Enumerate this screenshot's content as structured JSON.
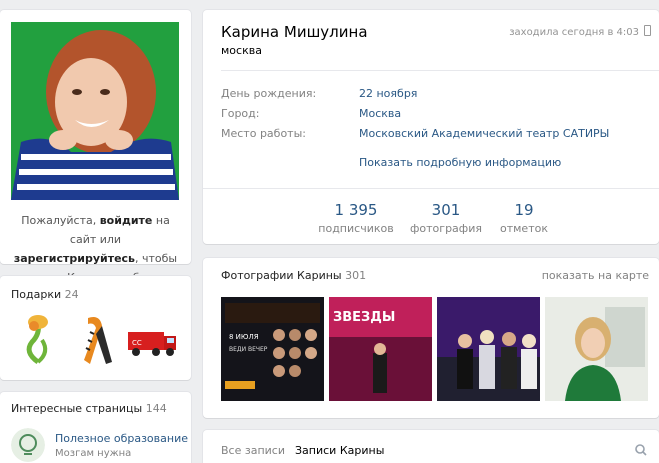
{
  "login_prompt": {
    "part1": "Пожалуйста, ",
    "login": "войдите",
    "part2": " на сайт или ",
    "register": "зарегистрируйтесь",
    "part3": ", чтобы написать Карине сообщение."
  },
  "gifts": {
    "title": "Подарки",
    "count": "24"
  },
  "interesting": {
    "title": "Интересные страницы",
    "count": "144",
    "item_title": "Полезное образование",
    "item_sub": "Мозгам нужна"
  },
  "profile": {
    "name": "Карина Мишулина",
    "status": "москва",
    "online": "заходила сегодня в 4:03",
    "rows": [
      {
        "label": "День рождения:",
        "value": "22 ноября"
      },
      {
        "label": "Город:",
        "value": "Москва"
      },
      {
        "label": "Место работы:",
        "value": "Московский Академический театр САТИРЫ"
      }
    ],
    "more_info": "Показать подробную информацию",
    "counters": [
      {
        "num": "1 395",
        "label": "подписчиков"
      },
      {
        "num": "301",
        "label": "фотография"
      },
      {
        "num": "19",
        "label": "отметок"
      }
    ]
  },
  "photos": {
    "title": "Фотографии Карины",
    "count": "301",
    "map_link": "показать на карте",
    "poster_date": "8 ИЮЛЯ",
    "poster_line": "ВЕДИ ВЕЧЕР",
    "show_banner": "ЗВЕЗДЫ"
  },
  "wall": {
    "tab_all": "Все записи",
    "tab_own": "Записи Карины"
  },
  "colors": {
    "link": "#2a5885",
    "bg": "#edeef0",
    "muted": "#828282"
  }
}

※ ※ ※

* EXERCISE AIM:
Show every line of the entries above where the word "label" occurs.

* OUTPUT FOR THIS EXERCISE:
        "label": "День рождения:",
        "label": "Город:",
        "label": "Место работы:",
        "label": "подписчиков"
        "label": "фотография"
        "label": "отметок"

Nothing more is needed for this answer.